“Then, all of a sudden, I started thinking about my dad and it being his birthday. And I started thinking about my kids and what my dad was thinking about me when I was their age. Of course, there was the war and all that stuff. They had a lot of media stuff on the military and being away from home on Christmas and the holidays and all of the terrorist stuff going on. I thought, ’You know what? What’s it going to be like for my kids when they’re my age? Hopefully, they won’t have to deal with the problems we have right now. We can fix this for them. I started writing the song, and it kind of started coming out like a prayer. … It was a prayer to be there for my kids and to try to make this world better, to try to get rid of the hate.”
Taking advantage of a fortuitous snowfall, photographer Lee P. Thomas shot the cover art for Mr. Snowman in the backyard of Montgomery’s house on his 60-acre spread in Kentucky’s horse farm country.
This year, Warner Bros. decided to release a DVD of Montgomery’s music videos, which led to the re-discovery of the one he had done for “The Little Girl” but which was never released. It was, in fact, the last video Montgomery has done. “Once the video was finished,” the singer says, “Barry [Coburn] and I felt like we just didn’t need to put it out.
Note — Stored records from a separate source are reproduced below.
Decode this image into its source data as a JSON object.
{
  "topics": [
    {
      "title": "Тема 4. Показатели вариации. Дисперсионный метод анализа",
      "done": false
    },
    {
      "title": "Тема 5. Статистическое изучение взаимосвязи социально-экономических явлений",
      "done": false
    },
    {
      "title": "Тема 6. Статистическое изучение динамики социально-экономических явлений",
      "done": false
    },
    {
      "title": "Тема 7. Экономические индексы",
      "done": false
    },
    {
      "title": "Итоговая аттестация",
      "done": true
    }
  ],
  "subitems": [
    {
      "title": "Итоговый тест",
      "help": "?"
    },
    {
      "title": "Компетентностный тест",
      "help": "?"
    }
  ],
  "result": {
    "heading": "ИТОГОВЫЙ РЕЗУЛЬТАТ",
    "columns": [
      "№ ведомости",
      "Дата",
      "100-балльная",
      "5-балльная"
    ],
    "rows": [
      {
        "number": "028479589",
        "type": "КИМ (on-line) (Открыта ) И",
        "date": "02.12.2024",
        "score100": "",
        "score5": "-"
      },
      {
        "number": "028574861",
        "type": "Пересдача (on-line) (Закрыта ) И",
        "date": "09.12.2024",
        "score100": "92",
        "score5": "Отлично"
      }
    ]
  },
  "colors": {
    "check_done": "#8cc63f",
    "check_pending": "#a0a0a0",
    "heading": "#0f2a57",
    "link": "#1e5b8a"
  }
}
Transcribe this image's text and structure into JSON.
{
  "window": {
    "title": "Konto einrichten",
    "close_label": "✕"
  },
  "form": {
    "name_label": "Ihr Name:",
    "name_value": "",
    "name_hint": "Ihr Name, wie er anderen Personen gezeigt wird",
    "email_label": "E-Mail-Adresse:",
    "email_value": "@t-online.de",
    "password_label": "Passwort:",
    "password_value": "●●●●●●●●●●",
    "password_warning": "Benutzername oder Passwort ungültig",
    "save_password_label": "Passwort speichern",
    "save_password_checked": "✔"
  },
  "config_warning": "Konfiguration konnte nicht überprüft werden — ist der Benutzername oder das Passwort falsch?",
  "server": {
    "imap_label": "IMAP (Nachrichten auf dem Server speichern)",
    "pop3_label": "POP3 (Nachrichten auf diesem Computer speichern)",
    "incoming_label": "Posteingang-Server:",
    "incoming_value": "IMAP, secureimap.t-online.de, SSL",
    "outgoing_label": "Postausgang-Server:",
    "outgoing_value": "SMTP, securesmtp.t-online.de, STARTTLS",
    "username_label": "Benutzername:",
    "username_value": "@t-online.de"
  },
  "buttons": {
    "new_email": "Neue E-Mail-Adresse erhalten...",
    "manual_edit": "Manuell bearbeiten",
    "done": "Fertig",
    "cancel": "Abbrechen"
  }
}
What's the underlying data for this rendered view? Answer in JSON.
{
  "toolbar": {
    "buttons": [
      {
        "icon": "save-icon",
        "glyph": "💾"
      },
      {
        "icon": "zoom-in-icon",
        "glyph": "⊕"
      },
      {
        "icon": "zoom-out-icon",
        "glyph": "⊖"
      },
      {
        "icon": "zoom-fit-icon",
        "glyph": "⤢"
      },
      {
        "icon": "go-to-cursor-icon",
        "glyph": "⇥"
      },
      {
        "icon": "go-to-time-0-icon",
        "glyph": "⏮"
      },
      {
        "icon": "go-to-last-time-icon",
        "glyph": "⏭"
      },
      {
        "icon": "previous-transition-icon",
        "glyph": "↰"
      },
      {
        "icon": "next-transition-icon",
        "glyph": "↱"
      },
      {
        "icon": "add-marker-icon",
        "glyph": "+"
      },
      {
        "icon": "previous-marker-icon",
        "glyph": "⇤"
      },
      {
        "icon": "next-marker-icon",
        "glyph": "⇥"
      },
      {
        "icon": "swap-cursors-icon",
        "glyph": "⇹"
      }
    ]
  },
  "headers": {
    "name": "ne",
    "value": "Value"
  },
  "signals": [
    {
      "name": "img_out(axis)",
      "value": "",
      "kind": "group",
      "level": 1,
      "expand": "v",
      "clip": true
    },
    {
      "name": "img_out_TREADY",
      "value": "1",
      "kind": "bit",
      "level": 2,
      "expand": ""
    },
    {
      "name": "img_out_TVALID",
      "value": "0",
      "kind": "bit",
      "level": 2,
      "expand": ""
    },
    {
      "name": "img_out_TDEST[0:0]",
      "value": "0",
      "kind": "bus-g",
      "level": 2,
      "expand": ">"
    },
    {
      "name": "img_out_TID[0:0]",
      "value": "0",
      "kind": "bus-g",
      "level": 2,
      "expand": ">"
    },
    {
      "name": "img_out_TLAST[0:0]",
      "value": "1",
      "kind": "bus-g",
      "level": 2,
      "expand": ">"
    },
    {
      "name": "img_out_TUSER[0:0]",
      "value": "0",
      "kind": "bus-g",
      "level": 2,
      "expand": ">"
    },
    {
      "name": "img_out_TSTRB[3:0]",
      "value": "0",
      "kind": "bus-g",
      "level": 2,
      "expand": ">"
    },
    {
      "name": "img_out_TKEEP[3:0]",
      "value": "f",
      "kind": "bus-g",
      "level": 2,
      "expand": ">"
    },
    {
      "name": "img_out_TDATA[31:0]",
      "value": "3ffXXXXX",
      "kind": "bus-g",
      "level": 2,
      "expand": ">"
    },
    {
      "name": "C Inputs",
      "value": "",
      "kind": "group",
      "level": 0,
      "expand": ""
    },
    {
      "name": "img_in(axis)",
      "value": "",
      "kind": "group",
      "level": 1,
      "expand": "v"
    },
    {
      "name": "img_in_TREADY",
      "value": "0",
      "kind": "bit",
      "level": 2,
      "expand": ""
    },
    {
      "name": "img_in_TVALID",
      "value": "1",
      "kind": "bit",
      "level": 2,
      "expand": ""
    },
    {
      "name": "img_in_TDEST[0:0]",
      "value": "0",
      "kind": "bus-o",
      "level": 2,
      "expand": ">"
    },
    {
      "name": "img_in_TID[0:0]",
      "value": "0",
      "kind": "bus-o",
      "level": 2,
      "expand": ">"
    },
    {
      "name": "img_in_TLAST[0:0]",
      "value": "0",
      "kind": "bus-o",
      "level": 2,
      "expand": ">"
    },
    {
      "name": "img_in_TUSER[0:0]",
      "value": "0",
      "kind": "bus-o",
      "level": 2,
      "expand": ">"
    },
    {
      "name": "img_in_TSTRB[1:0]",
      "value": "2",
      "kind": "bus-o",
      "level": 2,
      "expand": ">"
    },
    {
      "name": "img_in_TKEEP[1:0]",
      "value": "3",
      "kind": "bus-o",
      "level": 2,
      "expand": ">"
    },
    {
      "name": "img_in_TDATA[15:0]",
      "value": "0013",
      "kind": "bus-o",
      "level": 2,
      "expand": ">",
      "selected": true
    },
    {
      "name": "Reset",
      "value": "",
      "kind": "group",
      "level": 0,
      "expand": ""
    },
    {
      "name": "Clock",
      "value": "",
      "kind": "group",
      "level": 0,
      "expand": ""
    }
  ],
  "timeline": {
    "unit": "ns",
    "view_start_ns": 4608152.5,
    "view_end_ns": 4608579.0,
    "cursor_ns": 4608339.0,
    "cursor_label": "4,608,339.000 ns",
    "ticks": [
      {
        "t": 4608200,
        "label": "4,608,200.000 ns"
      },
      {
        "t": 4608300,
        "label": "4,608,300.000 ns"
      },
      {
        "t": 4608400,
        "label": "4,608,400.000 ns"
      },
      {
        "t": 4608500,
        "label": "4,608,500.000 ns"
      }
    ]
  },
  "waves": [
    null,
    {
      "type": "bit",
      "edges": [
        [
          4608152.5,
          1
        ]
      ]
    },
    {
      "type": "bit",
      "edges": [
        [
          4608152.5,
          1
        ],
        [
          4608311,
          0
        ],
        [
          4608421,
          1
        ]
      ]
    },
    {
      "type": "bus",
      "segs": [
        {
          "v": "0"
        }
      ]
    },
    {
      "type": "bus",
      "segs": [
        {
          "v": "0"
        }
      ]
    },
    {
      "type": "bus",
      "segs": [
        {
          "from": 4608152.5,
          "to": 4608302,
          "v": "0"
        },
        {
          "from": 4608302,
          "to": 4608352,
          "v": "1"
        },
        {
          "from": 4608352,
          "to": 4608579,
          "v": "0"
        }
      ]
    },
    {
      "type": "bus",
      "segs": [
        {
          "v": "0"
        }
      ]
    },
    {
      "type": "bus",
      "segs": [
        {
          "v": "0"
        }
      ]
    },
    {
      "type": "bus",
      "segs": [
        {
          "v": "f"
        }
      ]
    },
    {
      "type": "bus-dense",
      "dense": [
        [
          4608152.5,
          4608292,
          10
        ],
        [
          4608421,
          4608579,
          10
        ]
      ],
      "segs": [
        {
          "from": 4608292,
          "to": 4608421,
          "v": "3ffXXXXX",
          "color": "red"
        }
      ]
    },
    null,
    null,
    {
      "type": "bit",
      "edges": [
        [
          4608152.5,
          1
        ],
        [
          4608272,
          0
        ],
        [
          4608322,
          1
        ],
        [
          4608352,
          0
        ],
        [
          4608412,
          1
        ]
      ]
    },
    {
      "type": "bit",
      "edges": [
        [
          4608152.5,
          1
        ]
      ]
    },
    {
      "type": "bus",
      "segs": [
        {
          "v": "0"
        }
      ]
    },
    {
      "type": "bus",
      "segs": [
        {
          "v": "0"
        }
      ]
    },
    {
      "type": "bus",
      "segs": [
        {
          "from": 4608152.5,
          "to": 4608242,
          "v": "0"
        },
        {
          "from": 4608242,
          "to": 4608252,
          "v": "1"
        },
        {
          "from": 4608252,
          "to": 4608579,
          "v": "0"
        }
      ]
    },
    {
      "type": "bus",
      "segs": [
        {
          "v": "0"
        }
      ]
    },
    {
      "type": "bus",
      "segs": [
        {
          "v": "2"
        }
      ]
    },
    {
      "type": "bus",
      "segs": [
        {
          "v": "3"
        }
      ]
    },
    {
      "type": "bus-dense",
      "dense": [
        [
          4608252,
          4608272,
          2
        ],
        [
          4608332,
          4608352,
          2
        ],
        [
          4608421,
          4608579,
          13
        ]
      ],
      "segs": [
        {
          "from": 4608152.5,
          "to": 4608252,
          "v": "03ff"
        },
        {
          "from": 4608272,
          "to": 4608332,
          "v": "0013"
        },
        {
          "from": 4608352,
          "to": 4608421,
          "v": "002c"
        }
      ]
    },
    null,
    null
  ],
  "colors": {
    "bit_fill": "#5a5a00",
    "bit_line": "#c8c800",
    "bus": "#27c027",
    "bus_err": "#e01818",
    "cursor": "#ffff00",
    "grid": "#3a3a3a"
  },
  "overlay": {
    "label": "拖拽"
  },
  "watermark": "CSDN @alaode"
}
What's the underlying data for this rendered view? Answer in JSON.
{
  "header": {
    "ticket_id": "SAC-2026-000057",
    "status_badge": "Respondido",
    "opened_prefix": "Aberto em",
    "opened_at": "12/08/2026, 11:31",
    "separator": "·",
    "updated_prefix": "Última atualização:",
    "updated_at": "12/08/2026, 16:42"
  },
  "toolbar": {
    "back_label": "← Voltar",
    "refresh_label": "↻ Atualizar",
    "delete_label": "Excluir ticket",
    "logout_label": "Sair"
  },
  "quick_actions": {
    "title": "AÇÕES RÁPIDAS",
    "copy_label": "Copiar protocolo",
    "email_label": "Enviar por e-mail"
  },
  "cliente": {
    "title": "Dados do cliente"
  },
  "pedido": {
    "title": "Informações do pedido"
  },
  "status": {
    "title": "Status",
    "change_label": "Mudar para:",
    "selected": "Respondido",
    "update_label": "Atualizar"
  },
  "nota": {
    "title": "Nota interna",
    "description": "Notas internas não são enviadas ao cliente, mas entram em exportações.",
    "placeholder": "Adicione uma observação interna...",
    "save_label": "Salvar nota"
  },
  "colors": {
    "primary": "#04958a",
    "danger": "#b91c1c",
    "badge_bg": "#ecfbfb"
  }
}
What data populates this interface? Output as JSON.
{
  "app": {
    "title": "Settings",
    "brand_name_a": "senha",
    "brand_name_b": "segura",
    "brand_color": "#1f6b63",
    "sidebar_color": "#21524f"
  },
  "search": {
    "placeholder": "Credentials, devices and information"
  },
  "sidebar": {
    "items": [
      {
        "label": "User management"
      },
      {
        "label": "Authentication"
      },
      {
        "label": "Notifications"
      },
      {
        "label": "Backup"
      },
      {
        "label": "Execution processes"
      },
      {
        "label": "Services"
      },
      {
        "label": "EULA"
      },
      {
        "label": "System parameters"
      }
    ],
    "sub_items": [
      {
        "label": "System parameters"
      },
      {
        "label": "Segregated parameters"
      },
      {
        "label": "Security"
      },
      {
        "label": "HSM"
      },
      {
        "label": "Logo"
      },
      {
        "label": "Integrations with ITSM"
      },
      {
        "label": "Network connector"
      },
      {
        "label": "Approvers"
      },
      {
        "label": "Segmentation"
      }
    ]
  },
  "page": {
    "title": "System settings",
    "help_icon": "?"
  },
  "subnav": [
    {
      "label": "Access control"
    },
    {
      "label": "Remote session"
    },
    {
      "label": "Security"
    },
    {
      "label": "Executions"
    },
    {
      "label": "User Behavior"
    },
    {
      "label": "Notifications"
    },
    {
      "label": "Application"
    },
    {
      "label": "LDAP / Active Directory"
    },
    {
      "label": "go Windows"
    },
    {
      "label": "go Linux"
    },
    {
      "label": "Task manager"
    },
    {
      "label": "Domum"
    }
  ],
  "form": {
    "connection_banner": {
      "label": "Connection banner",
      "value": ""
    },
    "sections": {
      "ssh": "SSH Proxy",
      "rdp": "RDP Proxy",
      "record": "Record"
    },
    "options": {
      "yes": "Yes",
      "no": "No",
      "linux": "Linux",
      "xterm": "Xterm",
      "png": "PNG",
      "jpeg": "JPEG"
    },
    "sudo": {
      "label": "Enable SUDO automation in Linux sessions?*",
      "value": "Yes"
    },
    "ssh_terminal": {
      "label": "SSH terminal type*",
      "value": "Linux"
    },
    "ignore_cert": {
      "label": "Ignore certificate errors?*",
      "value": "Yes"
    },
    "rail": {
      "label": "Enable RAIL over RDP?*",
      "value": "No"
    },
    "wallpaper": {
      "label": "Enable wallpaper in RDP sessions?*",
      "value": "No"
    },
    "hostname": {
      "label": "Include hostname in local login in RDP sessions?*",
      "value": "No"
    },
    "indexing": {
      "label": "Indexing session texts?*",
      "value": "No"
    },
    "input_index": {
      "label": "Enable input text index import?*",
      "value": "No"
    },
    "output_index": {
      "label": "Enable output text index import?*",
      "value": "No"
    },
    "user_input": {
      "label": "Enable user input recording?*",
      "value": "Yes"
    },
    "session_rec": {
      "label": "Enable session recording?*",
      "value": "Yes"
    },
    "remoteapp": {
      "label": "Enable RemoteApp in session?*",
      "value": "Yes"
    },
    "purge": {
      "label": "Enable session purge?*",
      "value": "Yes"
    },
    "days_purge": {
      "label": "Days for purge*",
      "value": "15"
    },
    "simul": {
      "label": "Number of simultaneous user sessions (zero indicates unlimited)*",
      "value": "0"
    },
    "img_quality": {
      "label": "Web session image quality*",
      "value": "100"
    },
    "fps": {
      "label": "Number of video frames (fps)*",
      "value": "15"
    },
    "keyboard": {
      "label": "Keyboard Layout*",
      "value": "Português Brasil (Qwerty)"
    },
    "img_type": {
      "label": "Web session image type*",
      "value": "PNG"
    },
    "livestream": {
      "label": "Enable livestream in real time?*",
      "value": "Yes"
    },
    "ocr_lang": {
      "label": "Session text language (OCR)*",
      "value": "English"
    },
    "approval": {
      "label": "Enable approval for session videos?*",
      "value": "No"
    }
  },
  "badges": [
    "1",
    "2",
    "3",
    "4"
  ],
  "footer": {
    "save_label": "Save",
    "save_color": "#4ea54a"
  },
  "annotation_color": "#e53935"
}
There was something that just didn’t feel right about it. So we put it away. . . . And then Atlantic Records closed its doors down here. As far as I knew, all that stuff was gone. I didn’t think we’d see or hear from that video ever again.” However, Warner Bros. found “the lost video” and included it on the DVD, The Very Best of John Michael Montgomery: The Videos. The label released the package in October.
It wasn’t only the closing of Atlantic Records that slowed down Montgomery’s career. On Dec. 29, 2000 — he is precise about the date — he broke his leg. It required two operations to repair and left him on crutches for eight months. “It was an ugly mess and definitely a drawback,” he says. “I’m a person that gets up and I go. I do things. You don’t realize how much a freedom that is until it’s taken away from you. … I couldn’t really go out and do it like I wanted to, but I still went out and toured. Basically, I had to limp off the bus and limp onto the stage. I really shouldn’t have toured at all. But I just couldn’t sit at home. … I’d rather walk out on crutches and sing a few songs than just sit at home and not do anything.”
Montgomery is now recording an album with producer Byron Gallimore, the studio genie behind Tim McGraw, Faith Hill, Jo Dee Messina, Jessica Andrews and others. He praises Gallimore, both for his ability to pick songs and to create a relaxed studio atmosphere. “You go in there,” he observes, “and it’s not this one big ball of stress that sometimes producers can make it out to be. … It’s been no doubt the most pleasant experience of any album I’ve made so far.” He thinks the new album, for which he has already cut seven songs, will be called Good Ground.
So, with a Christmas album and a DVD already on the shelves and a new album pending, will Montgomery be touring this coming summer? “I tour every summer,” he says emphatically. “If I ain’t got a big tour going, I’ll have a small one going somewhere. It might be in your backyard. But I’m going to be showing up somewhere singing something.”